“Smog is a serious public health threat,” said Dr. Brian Moench of Utah Physicians for a Healthy Environment. “We have to confront this serious air quality problem if we have any chance of providing a clean, healthy future for our children and communities.”
The suit, filed Friday by Earthjustice on behalf of WildEarth Guardians, Utah Physicians for a Healthy Environment and the Southern Utah Wilderness Alliance, challenges the EPA’s failure to declare that the Uintah Basin is violating federal health standards that limit concentrations of ground-level ozone in the air. Ground-level ozone forms when pollution from tailpipes and smokestacks interacts with sunlight.

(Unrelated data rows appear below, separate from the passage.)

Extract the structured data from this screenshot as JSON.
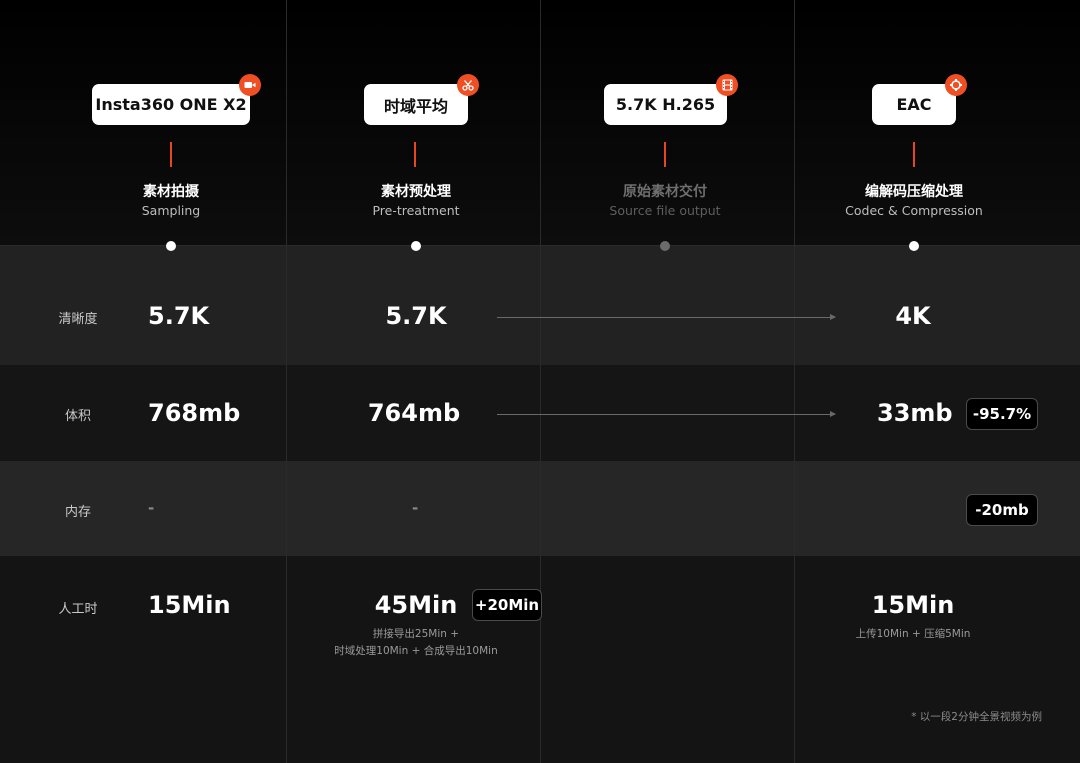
{
  "stages": [
    {
      "chip": "Insta360 ONE X2",
      "icon": "camera-icon",
      "title_cn": "素材拍摄",
      "title_en": "Sampling"
    },
    {
      "chip": "时域平均",
      "icon": "scissors-icon",
      "title_cn": "素材预处理",
      "title_en": "Pre-treatment"
    },
    {
      "chip": "5.7K H.265",
      "icon": "film-icon",
      "title_cn": "原始素材交付",
      "title_en": "Source file output"
    },
    {
      "chip": "EAC",
      "icon": "cube-icon",
      "title_cn": "编解码压缩处理",
      "title_en": "Codec & Compression"
    }
  ],
  "rows": {
    "clarity": {
      "label": "清晰度",
      "sampling": "5.7K",
      "pretreatment": "5.7K",
      "codec": "4K"
    },
    "size": {
      "label": "体积",
      "sampling": "768mb",
      "pretreatment": "764mb",
      "codec": "33mb",
      "codec_delta": "-95.7%"
    },
    "memory": {
      "label": "内存",
      "sampling": "-",
      "pretreatment": "-",
      "codec_delta": "-20mb"
    },
    "labor": {
      "label": "人工时",
      "sampling": "15Min",
      "pretreatment": "45Min",
      "pretreatment_delta": "+20Min",
      "pretreatment_note_1": "拼接导出25Min +",
      "pretreatment_note_2": "时域处理10Min + 合成导出10Min",
      "codec": "15Min",
      "codec_note": "上传10Min + 压缩5Min"
    }
  },
  "footnote": "* 以一段2分钟全景视频为例",
  "colors": {
    "accent": "#f04e23",
    "background": "#0b0b0b",
    "chip": "#ffffff"
  }
}
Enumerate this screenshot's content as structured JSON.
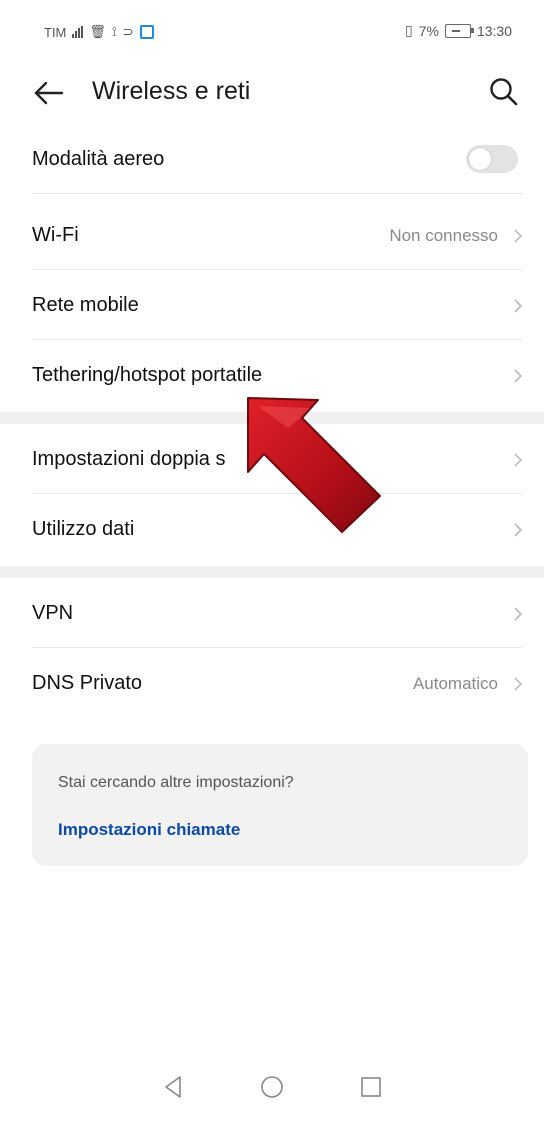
{
  "status_bar": {
    "carrier": "TIM",
    "battery": "7%",
    "time": "13:30"
  },
  "app_bar": {
    "title": "Wireless e reti",
    "back_icon": "arrow-left-icon",
    "search_icon": "search-icon"
  },
  "settings": [
    {
      "label": "Modalità aereo",
      "value": "",
      "control": "toggle",
      "toggle_on": false
    },
    {
      "label": "Wi-Fi",
      "value": "Non connesso",
      "control": "chevron"
    },
    {
      "label": "Rete mobile",
      "value": "",
      "control": "chevron"
    },
    {
      "label": "Tethering/hotspot portatile",
      "value": "",
      "control": "chevron"
    },
    {
      "label": "Impostazioni doppia s",
      "value": "",
      "control": "chevron"
    },
    {
      "label": "Utilizzo dati",
      "value": "",
      "control": "chevron"
    },
    {
      "label": "VPN",
      "value": "",
      "control": "chevron"
    },
    {
      "label": "DNS Privato",
      "value": "Automatico",
      "control": "chevron"
    }
  ],
  "suggestion_card": {
    "question": "Stai cercando altre impostazioni?",
    "link": "Impostazioni chiamate"
  },
  "annotation": {
    "icon": "red-arrow-icon",
    "color": "#c0121b"
  },
  "colors": {
    "link": "#0b4aa6",
    "secondary_text": "#8a8a8a",
    "band": "#f0f0f0"
  },
  "nav_bar": {
    "icons": [
      "back-triangle-icon",
      "home-circle-icon",
      "recents-square-icon"
    ]
  }
}
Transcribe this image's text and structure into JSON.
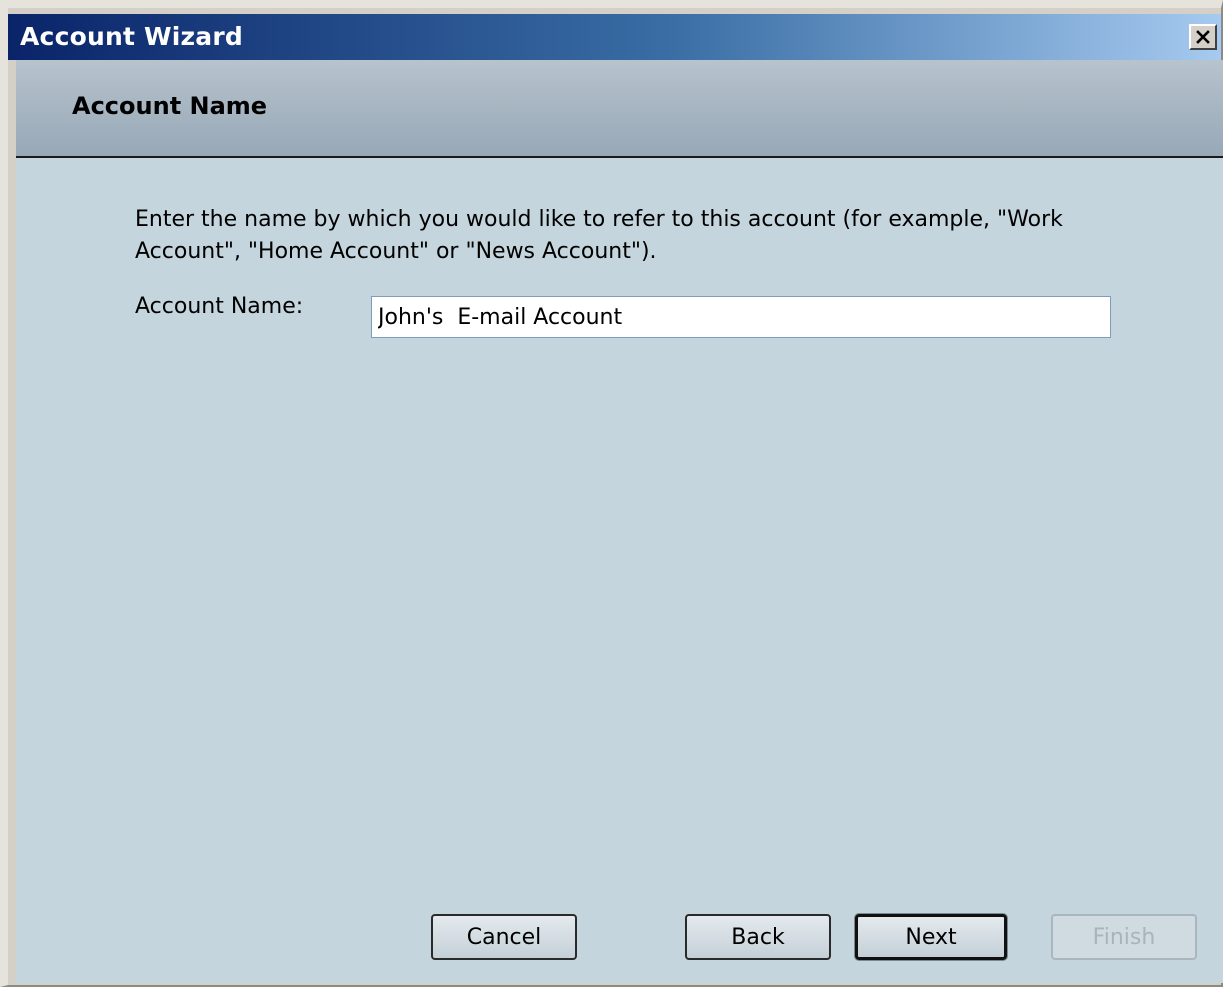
{
  "window": {
    "title": "Account Wizard",
    "close_symbol": "close-icon"
  },
  "header": {
    "page_title": "Account Name"
  },
  "main": {
    "description": "Enter the name by which you would like to refer to this account (for example, \"Work Account\", \"Home Account\" or \"News Account\").",
    "account_name_label": "Account Name:",
    "account_name_value": "John's  E-mail Account"
  },
  "buttons": {
    "cancel": "Cancel",
    "back": "Back",
    "next": "Next",
    "finish": "Finish"
  },
  "colors": {
    "titlebar_start": "#0a246a",
    "titlebar_end": "#a6caf0",
    "content_bg": "#c5d5dd",
    "header_bg": "#97a8b7"
  }
}
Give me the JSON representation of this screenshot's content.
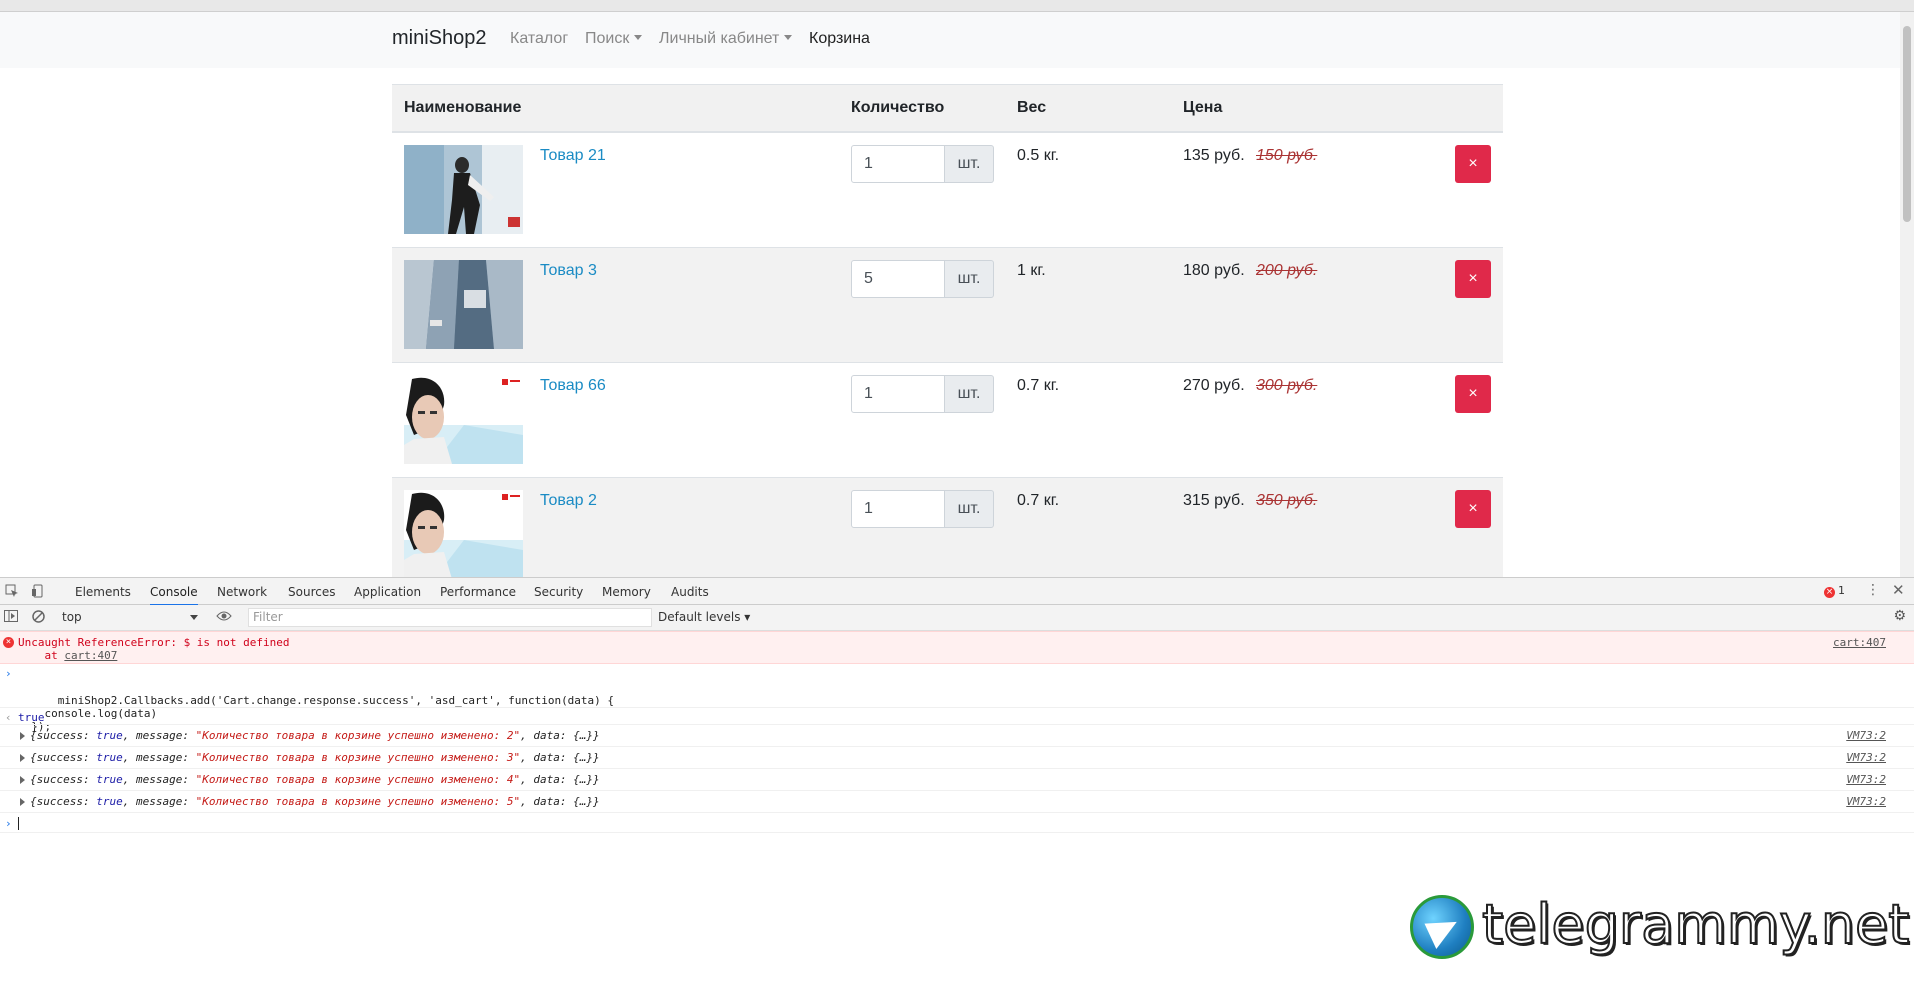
{
  "navbar": {
    "brand": "miniShop2",
    "links": [
      {
        "label": "Каталог"
      },
      {
        "label": "Поиск"
      },
      {
        "label": "Личный кабинет"
      },
      {
        "label": "Корзина"
      }
    ]
  },
  "table": {
    "headers": [
      "Наименование",
      "Количество",
      "Вес",
      "Цена"
    ],
    "rows": [
      {
        "name": "Товар 21",
        "qty": "1",
        "unit": "шт.",
        "weight": "0.5 кг.",
        "price": "135 руб.",
        "old_price": "150 руб.",
        "delete": "×"
      },
      {
        "name": "Товар 3",
        "qty": "5",
        "unit": "шт.",
        "weight": "1 кг.",
        "price": "180 руб.",
        "old_price": "200 руб.",
        "delete": "×"
      },
      {
        "name": "Товар 66",
        "qty": "1",
        "unit": "шт.",
        "weight": "0.7 кг.",
        "price": "270 руб.",
        "old_price": "300 руб.",
        "delete": "×"
      },
      {
        "name": "Товар 2",
        "qty": "1",
        "unit": "шт.",
        "weight": "0.7 кг.",
        "price": "315 руб.",
        "old_price": "350 руб.",
        "delete": "×"
      }
    ]
  },
  "devtools": {
    "tabs": [
      "Elements",
      "Console",
      "Network",
      "Sources",
      "Application",
      "Performance",
      "Security",
      "Memory",
      "Audits"
    ],
    "active_tab": "Console",
    "error_count": "1",
    "context": "top",
    "filter_placeholder": "Filter",
    "levels": "Default levels",
    "error": {
      "message": "Uncaught ReferenceError: $ is not defined",
      "at_prefix": "    at ",
      "at_link": "cart:407",
      "source": "cart:407"
    },
    "input": "miniShop2.Callbacks.add('Cart.change.response.success', 'asd_cart', function(data) {\n    console.log(data)\n  });",
    "result": "true",
    "logs": [
      {
        "prefix": "{success: ",
        "kw": "true",
        "mid": ", message: ",
        "msg": "\"Количество товара в корзине успешно изменено: 2\"",
        "suffix": ", data: {…}}",
        "source": "VM73:2"
      },
      {
        "prefix": "{success: ",
        "kw": "true",
        "mid": ", message: ",
        "msg": "\"Количество товара в корзине успешно изменено: 3\"",
        "suffix": ", data: {…}}",
        "source": "VM73:2"
      },
      {
        "prefix": "{success: ",
        "kw": "true",
        "mid": ", message: ",
        "msg": "\"Количество товара в корзине успешно изменено: 4\"",
        "suffix": ", data: {…}}",
        "source": "VM73:2"
      },
      {
        "prefix": "{success: ",
        "kw": "true",
        "mid": ", message: ",
        "msg": "\"Количество товара в корзине успешно изменено: 5\"",
        "suffix": ", data: {…}}",
        "source": "VM73:2"
      }
    ]
  },
  "watermark": {
    "text": "telegrammy.net"
  },
  "colors": {
    "delete_button": "#e0294a",
    "link": "#1a8bc4",
    "old_price": "#a33"
  }
}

Although usually a big city problem, monitors in Uintah County in the rural Uintah Basin of northeastern Utah have recorded ground-level ozone levels as high as large cities like Los Angeles or Houston.
“The Uintah Basin is home to some of the worst ground-level ozone pollution in the nation,” said Earthjustice staff attorney Robin Cooley who is representing the groups in court.
Despite monitoring showing violations of ground-level ozone standards, EPA did not designate the Uintah Basin as a “nonattainment area," but instead said it was “unclassifiable.”
The groups’ challenge seeks EPA reconsideration and court review in the U.S. Court of Appeals for the D.C. Circuit concerning EPA’s decision, which was issued in May.
The suit comes even as the EPA is partnering with multiple agencies in the largest air pollution study conducted in Utah costing $5.5 million to get at the root of the ozone problem.
"Our feeling is that they already have data in hand to make a decision," Moench said. "The longer they put this off, the more real health consequences there will be. ... Why they are not acting on it to us seems inexplicable."
Monitoring data in the Uintah Basin collected between 2009 and 2011 shows violations of federal health limits on ground-level ozone, which are set at 75 parts per billion. In 2010 and 2011, ozone levels rose as high as 121 parts per billion and 139 parts per billion, respectively. However, during this last winter, which was unusually mild and devoid of much snow cover, the state Division of Air Quality said federal standards were never exceeded.